F: The turbocharger turbine provides your engine with backpressure and balance. The increased exhaust pressure spins the turbine which in turns drives the compressor wheel. This is what makes turbocharger systems far superior to superchargers.
What goes into a turbo kit?
There are lots of parts that go into planning your turbo kit. You can safe money by buying cheaper parts from places like Ebay, but it’s almost never a good idea. When entrusting your engine with cheap parts, you are compromising reliability and performance. We aren’t saying it can’t be done, but it’s definitely at your own peril.
Blow Off Valve – This is a basic valve that relieves the pressure in your intake piping. Activated by your intake manifold, the BOV is activated when you let off the throttle or shift your transmission.
The operation of the blow off valve is crucial because it allows the built up pressure to escape.
Without proper the right BOV placement and operation, the pressure will charge backwards and slam into your turbo causing stress and compressor surge.
Wastegate – There’s two different kinds of wastegate, and this is one of the most important parts of your turbo kit. Internal wastegates are usually integrated into the turbocharger.
Both types of wastegates help control boost pressure by bleeding off the exhaust gases.
People after a high performance turbo kit setup are best served by using an external wastegate.
Boost controllers – No matter what kind of turbo kit you decide on, you need a device to help control boost.

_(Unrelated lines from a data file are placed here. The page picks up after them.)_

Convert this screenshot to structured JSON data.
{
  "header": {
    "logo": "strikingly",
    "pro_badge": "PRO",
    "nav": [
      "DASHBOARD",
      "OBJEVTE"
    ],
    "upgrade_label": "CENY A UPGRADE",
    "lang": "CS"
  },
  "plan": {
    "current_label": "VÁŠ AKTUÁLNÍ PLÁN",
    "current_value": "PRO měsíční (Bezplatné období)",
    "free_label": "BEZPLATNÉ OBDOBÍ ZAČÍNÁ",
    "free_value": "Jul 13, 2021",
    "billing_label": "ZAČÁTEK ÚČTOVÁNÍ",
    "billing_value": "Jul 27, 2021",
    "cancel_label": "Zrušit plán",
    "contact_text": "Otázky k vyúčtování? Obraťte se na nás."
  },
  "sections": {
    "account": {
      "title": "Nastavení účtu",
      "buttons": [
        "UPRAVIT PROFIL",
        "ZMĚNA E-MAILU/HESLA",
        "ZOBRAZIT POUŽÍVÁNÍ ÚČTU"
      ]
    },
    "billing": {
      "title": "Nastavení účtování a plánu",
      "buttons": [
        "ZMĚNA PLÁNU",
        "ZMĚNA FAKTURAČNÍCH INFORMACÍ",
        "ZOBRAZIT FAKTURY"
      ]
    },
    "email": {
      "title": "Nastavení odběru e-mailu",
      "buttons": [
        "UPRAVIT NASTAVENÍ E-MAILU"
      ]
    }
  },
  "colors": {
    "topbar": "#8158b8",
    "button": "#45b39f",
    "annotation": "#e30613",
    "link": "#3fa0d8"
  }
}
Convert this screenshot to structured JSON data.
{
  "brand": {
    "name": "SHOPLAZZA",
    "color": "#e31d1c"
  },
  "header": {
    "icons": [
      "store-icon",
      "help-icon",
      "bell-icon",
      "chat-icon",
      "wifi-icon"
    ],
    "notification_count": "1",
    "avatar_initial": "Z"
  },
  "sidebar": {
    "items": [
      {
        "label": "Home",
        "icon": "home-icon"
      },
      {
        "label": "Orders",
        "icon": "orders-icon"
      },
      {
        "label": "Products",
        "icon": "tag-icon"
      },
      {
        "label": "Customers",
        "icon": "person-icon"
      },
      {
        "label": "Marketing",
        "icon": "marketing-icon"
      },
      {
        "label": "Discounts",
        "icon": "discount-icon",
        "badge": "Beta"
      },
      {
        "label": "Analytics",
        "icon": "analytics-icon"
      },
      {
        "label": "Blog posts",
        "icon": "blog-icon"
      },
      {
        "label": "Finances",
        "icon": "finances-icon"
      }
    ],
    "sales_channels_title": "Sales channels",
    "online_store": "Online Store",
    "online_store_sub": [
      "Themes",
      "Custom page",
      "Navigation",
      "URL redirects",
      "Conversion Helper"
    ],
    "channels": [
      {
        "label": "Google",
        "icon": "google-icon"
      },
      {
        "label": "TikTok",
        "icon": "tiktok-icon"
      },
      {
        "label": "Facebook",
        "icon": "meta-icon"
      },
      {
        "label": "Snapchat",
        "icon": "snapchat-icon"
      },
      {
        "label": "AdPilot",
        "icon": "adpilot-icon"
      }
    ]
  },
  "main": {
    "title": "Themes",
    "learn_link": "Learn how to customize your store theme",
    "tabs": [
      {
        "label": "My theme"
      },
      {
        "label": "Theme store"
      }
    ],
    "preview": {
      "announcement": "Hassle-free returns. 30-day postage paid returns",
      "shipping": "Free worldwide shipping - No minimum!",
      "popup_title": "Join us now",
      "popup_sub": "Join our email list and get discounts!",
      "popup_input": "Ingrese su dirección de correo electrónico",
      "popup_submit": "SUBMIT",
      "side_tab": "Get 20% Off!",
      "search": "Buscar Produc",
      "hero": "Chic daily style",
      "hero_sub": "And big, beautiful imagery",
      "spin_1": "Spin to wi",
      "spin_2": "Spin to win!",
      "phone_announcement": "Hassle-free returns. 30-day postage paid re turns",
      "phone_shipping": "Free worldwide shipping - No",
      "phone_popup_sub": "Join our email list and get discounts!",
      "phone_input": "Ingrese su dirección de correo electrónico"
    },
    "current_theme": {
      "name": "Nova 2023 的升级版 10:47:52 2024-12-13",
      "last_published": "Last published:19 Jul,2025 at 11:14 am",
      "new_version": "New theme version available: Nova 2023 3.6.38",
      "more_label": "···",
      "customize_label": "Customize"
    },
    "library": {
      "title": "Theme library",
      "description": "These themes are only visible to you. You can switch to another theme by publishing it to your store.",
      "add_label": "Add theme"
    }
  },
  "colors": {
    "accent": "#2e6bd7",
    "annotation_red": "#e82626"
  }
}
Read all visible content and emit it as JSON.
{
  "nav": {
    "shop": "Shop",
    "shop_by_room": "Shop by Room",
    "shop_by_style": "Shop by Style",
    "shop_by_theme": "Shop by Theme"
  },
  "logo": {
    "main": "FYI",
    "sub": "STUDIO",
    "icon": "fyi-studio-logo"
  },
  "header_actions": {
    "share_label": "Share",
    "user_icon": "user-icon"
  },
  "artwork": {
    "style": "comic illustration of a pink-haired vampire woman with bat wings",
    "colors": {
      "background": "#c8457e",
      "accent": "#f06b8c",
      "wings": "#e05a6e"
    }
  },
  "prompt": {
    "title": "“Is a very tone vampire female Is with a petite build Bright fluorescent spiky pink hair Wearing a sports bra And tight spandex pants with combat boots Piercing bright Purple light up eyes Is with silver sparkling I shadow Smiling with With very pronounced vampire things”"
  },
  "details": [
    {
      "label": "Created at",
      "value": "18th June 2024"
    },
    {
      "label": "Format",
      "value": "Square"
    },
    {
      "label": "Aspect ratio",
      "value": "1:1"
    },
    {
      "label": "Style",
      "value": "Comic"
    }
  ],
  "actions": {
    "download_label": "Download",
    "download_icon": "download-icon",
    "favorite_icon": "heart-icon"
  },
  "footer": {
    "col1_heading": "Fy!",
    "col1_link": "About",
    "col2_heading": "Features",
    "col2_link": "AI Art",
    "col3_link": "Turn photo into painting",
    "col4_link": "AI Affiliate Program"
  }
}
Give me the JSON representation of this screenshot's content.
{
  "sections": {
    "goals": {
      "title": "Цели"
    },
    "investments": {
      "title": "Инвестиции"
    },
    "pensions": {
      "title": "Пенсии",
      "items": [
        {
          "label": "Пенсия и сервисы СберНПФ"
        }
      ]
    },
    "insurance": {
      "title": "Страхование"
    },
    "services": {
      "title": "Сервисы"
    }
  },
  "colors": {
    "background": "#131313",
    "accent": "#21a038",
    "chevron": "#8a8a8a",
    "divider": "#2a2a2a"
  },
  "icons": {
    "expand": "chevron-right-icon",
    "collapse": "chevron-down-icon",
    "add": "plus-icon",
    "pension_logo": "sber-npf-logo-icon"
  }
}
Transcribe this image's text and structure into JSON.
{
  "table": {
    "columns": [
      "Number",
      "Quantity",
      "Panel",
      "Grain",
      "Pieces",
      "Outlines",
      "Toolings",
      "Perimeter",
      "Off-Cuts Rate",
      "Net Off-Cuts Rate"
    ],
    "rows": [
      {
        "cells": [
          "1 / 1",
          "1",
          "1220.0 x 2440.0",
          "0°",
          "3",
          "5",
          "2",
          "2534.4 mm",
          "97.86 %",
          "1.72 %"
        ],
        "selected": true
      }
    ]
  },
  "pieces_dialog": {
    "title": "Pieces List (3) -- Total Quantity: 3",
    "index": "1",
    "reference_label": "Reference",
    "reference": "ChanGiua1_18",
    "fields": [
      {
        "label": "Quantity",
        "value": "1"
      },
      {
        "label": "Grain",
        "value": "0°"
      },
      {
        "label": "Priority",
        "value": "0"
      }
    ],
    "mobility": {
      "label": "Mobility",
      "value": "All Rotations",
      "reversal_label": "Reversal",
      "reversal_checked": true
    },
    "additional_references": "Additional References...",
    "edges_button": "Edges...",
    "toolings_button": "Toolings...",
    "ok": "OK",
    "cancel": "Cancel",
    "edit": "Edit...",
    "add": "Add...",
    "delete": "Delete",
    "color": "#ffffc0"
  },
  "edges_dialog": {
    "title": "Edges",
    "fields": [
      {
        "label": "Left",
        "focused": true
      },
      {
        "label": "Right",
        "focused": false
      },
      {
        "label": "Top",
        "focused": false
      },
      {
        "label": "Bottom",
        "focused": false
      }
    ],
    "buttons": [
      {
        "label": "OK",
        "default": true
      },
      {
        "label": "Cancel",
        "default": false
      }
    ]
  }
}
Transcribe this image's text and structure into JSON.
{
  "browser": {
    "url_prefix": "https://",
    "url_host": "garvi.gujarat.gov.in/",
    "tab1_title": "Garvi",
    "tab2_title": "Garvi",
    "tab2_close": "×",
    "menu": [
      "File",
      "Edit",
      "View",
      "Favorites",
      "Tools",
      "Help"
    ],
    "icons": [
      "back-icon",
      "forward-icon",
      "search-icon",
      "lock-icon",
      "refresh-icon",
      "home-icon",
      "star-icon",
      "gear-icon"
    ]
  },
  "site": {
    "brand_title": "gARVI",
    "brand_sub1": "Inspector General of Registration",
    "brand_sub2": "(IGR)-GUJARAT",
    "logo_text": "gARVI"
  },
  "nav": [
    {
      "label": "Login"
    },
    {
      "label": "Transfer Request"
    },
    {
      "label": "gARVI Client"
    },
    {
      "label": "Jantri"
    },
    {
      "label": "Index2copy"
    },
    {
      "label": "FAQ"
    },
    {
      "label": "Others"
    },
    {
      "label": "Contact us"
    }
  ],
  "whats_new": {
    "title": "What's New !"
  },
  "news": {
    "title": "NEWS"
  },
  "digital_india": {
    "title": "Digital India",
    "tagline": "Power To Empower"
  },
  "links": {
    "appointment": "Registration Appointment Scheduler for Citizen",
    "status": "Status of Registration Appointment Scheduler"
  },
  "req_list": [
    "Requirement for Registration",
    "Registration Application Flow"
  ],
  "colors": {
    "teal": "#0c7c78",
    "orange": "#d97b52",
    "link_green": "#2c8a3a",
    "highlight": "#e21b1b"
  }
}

This can be done through a mechanical or electronic boost controller. Electronic units can feature fuzzy logic or gear specific boost levels, while manual ones are simple pressure activated valves. They both serve the same purpose, to activate the wastegate and keep boost manageable.
Plumbing – Turbochargers require oil and sometimes even water lines to help keep temperatures down. The plumbing that is involved will require a feed line, and a return line. Although oil and / or water is meant to keep your turbo cool, you should always take some time to cool things down after you’ve had your fun.
When you turn your engine off, your turbo kit will begin to heat soak. This heat soak comes from your exhaust manifold, turbocharger turbine and can cause oil coking which can cause your center cartridge to fail. Devices like turbo timers can help maintain and keep your turbo kit running as strong as the day you installed it.
Have any questions about your turbo kit? Want more information on turbocharging? Head over to part 2 of our turbo FAQ guide for more. Subscribe to My Pro Street to get all the latest in tech tips and DIY guides.